Exercise instructions:
Each entry below must appear in the answer exactly as written.

● ● ● ● ● ● ●

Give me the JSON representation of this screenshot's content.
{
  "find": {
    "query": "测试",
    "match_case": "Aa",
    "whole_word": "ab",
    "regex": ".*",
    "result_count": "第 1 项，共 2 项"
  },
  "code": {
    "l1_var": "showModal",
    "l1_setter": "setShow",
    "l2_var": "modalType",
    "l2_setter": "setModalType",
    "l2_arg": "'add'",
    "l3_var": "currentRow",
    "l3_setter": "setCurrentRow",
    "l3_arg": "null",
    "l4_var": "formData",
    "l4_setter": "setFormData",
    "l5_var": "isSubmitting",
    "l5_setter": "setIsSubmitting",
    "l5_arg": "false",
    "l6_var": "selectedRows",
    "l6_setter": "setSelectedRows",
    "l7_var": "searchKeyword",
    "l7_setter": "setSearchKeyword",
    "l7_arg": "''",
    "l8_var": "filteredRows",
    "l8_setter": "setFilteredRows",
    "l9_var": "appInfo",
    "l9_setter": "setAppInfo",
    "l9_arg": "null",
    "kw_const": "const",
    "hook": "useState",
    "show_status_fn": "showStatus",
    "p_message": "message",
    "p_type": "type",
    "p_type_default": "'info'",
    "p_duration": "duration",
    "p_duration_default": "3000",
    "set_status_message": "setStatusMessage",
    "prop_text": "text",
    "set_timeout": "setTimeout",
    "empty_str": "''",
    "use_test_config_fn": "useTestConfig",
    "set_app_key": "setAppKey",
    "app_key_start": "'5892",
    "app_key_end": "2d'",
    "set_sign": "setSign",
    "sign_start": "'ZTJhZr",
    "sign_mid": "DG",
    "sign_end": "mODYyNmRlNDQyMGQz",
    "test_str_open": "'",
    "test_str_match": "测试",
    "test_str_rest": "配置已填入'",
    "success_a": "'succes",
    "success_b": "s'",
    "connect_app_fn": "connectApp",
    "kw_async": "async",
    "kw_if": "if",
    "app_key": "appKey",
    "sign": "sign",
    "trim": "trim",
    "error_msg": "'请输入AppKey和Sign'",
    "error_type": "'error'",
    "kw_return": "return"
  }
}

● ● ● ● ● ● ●

Answer space:
Give me the JSON representation of this screenshot's content.
{
  "find": {
    "query": "测试",
    "match_case": "Aa",
    "whole_word": "ab",
    "regex": ".*",
    "result_count": "第 1 项，共 2 项"
  },
  "code": {
    "l1_var": "showModal",
    "l1_setter": "setShow",
    "l2_var": "modalType",
    "l2_setter": "setModalType",
    "l2_arg": "'add'",
    "l3_var": "currentRow",
    "l3_setter": "setCurrentRow",
    "l3_arg": "null",
    "l4_var": "formData",
    "l4_setter": "setFormData",
    "l5_var": "isSubmitting",
    "l5_setter": "setIsSubmitting",
    "l5_arg": "false",
    "l6_var": "selectedRows",
    "l6_setter": "setSelectedRows",
    "l7_var": "searchKeyword",
    "l7_setter": "setSearchKeyword",
    "l7_arg": "''",
    "l8_var": "filteredRows",
    "l8_setter": "setFilteredRows",
    "l9_var": "appInfo",
    "l9_setter": "setAppInfo",
    "l9_arg": "null",
    "kw_const": "const",
    "hook": "useState",
    "show_status_fn": "showStatus",
    "p_message": "message",
    "p_type": "type",
    "p_type_default": "'info'",
    "p_duration": "duration",
    "p_duration_default": "3000",
    "set_status_message": "setStatusMessage",
    "prop_text": "text",
    "set_timeout": "setTimeout",
    "empty_str": "''",
    "use_test_config_fn": "useTestConfig",
    "set_app_key": "setAppKey",
    "app_key_start": "'5892",
    "app_key_end": "2d'",
    "set_sign": "setSign",
    "sign_start": "'ZTJhZr",
    "sign_mid": "DG",
    "sign_end": "mODYyNmRlNDQyMGQz",
    "test_str_open": "'",
    "test_str_match": "测试",
    "test_str_rest": "配置已填入'",
    "success_a": "'succes",
    "success_b": "s'",
    "connect_app_fn": "connectApp",
    "kw_async": "async",
    "kw_if": "if",
    "app_key": "appKey",
    "sign": "sign",
    "trim": "trim",
    "error_msg": "'请输入AppKey和Sign'",
    "error_type": "'error'",
    "kw_return": "return"
  }
}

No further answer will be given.